Tuesday, August 27, 2013

TTYU Retro: Manipulating the Feeling Conveyed by Character Names

Naming characters can be fun. It can also be hard. When you're using real names for people - by that I mean ones that come out of this world - I see lots of people using baby naming sites like this one to get ideas. One of the things that you'll run into on a baby names site is listings of the "meaning" of each name. The name Juliette means "soft-haired," for example. Peter means "rock." Averil, according to the baby names book we had at my house, means "wild boar battle maid" (I always loved that one!). There are tons of options and they will not only invoke their meanings (for those who know those meanings) but they will also invoke individuals' experiences with other people who have had that name. I know some people who will say things like, "I could never name a child Susie, because I've had bad luck with Susies."

Fantasy and science fiction often involves making up names. This can be fun and challenging in its own way - and also full of potential pitfalls. Each time you make up a name, it's important to consider not only the onomatopoetic feel of "bright" or "dark" consonants and vowels, for example, but also the different similar words that will be evoked by the name. Take Snape for example. It's just one letter removed from "Snake," and the p that replaces the k is quite similar to the k in that it is an unvoiced stop (unlike, say, "Snafe" or "Snade"). Combine that with the fact that he's in Slytherin, where we "slither in," and instantly he's the poster boy for every unpleasant characteristic we associate with snakes.

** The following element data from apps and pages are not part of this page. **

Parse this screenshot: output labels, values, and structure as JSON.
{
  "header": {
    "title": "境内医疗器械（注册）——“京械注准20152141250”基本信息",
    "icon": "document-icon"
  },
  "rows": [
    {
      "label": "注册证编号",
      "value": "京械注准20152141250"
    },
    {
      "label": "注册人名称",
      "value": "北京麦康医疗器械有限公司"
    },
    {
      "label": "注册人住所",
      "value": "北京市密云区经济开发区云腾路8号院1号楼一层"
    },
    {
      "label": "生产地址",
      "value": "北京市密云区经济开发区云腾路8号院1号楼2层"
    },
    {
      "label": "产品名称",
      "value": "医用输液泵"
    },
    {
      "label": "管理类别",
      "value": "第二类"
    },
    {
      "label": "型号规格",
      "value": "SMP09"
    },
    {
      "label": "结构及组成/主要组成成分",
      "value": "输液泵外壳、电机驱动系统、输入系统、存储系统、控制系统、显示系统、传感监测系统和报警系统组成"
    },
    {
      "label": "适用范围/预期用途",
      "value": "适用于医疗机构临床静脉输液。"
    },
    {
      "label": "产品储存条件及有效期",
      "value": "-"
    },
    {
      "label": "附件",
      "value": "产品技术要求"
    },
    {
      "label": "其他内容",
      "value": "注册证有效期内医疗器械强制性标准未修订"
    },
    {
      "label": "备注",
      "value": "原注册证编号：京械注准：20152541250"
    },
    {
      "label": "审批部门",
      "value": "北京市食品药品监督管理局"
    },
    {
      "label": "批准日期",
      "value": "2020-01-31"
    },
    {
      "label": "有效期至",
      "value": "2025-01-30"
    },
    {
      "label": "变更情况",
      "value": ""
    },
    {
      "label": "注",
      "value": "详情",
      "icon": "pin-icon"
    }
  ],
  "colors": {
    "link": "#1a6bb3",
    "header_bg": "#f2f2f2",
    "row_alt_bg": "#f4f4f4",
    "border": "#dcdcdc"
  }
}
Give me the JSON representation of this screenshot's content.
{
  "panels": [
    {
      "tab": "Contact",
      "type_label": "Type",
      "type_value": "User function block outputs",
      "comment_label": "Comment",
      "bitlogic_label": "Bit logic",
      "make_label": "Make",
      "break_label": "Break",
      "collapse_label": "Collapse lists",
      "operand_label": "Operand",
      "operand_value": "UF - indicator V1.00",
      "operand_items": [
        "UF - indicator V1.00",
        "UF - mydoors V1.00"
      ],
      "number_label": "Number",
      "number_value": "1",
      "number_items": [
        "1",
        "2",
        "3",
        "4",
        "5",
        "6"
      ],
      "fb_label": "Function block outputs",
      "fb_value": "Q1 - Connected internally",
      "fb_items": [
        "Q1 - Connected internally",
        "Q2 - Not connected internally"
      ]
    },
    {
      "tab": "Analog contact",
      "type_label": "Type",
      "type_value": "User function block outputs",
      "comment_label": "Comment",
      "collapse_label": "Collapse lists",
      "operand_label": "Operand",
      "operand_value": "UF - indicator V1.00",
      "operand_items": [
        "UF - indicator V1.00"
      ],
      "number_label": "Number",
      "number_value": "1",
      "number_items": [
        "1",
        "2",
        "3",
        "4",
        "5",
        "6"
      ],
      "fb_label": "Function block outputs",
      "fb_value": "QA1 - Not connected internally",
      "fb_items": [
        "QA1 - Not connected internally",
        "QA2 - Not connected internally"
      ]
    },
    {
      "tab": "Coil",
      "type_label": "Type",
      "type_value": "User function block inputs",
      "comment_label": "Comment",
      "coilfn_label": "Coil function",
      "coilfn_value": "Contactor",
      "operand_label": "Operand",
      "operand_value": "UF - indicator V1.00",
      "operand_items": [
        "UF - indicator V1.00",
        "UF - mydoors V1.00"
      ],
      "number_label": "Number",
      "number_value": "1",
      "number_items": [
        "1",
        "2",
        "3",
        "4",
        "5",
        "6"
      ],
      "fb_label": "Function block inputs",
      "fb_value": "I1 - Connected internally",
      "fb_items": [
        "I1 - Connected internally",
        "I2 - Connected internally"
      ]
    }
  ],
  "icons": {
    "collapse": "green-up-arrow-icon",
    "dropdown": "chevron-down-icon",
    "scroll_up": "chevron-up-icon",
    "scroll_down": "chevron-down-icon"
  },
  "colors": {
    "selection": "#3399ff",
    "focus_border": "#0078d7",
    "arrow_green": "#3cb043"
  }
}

Sometimes you can have a name that gives you trouble. Take the name of my protagonist in For Love, For Power. Years ago, when I first named him, he was called Taglet. At a certain point, of course, I realized that was too similar to "piglet" and that was why things were feeling weird. I didn't want to change everything about the name, though, so I changed it to Tagret. That I thought was cool because it had a kind of "target" vibe, and a kind of "regret" vibe, both of which were relevant to my character. I have run into trouble, however, with critiquers who actually have misread the name as "Target." I have no doubt that the ubiquity of advertising for the merchandiser Target is in part at the root of this confusion... but here I am stuck in a place where my name is doing just what I want it to, and yet it's not right.

So, how to change it without changing the fundamentals?

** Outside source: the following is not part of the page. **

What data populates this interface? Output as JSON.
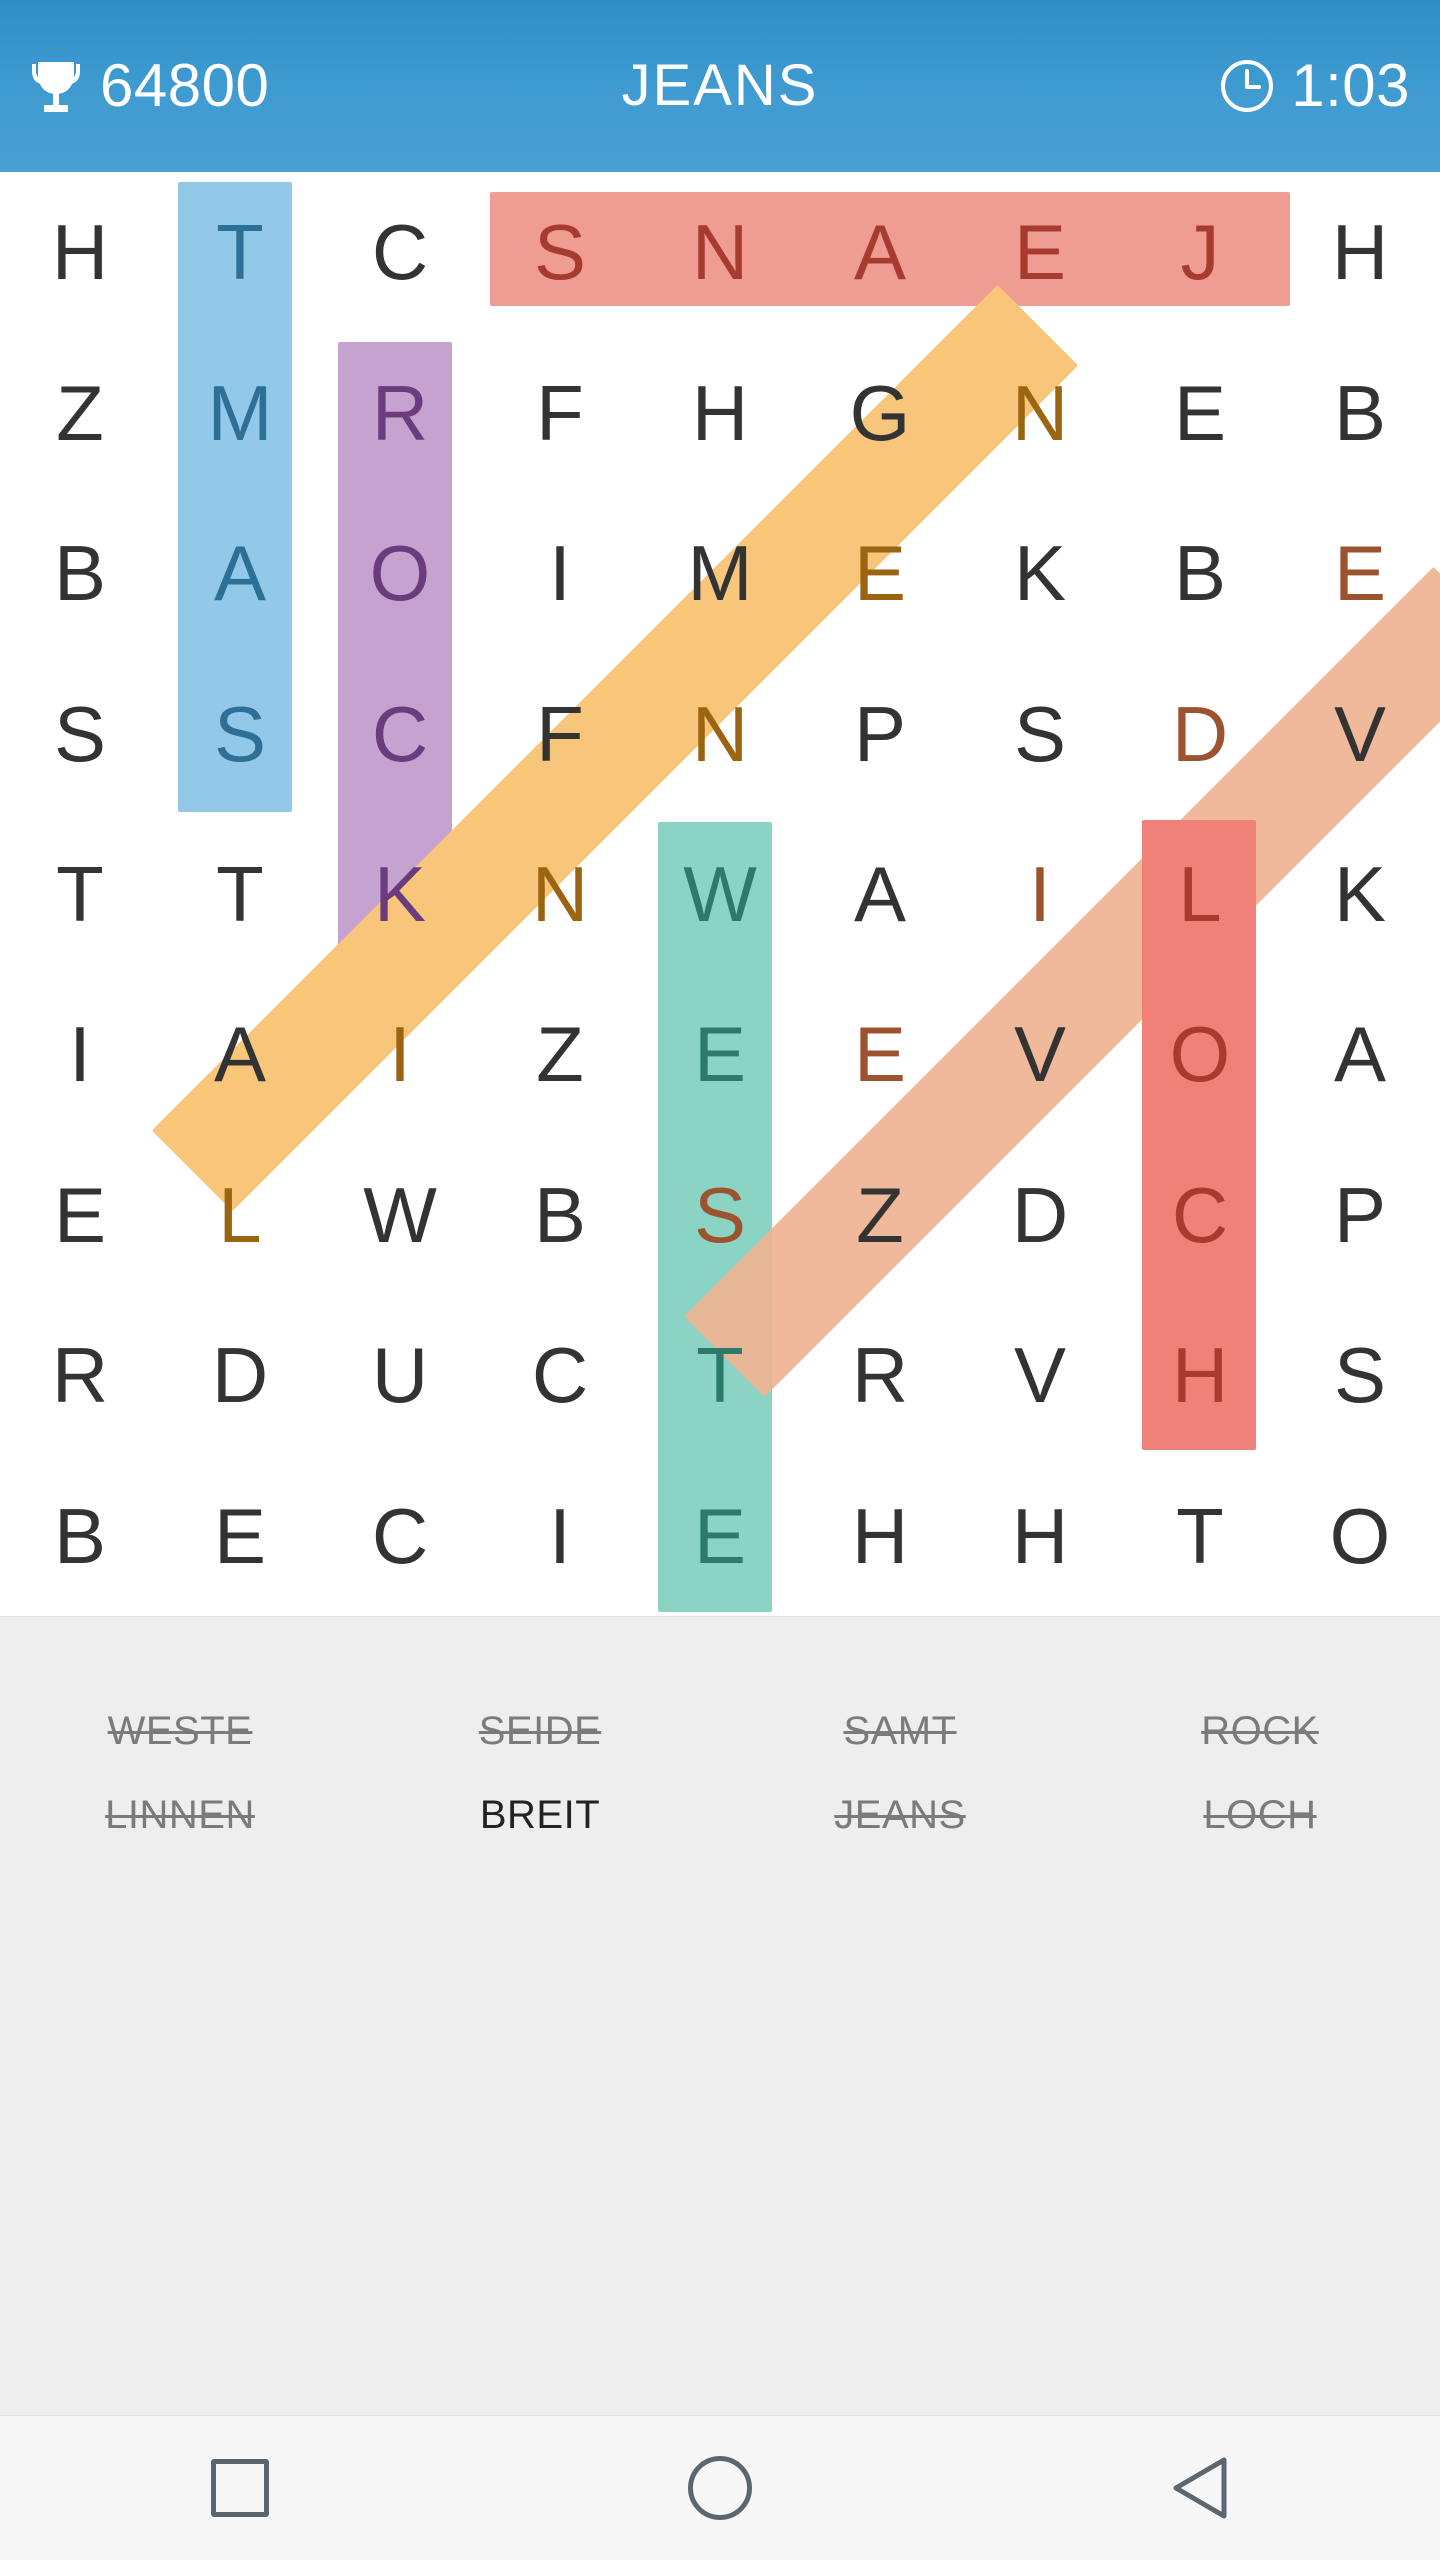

One friend suggested that I remove the "r" and change the name to Taget. This had a certain appeal, except that the default pronunciation for the name would suddenly be "Tajet" or "Tazhay," and that I wasn't too big on. Doubling the "r" would turn it into Tagrret, with a big growl in the center. He's not the growling type. Doubling the "g" turns it into Taggret, which removes the misreading and doesn't change the pronunciation, but I'm leery of it because it may be seen as evoking "aggressive," which he definitely is not. Tagrit sounds too "gritty." In the end, I chose Tagaret (like Margaret).

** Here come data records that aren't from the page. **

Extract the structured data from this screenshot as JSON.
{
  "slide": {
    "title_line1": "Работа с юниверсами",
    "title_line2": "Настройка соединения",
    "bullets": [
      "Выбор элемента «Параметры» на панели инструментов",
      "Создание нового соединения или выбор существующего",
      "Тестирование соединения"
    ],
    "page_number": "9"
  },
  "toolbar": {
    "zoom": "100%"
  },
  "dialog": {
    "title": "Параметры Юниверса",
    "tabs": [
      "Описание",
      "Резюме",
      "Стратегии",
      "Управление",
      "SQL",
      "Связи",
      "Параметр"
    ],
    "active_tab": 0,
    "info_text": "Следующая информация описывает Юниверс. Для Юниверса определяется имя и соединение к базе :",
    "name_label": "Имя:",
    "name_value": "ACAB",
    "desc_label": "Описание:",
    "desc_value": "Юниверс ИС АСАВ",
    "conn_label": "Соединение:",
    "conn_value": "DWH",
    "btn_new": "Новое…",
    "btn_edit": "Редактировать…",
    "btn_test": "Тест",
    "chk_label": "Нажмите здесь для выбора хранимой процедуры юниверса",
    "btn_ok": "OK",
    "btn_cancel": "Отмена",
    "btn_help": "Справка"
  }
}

The longer you've been using a name, the more time you've had to become accustomed to it as an identity for a particular character. This is one of the reasons why changing names can be so difficult. After all, you don't want to rename the person completely for fear of losing the "feel" you've already achieved. I appreciated the suggestion that I change one letter here or there, because it's taken me into a place where I feel I understand the name a lot better, and also what I was trying to achieve when I created it. It's something you might like to try if you're not entirely comfortable with one of the names you're using. Then you can see what kind of similar words you end up evoking with the various options you consider, and hopefully arrive at a better character name than what you started with.

It's something to think about.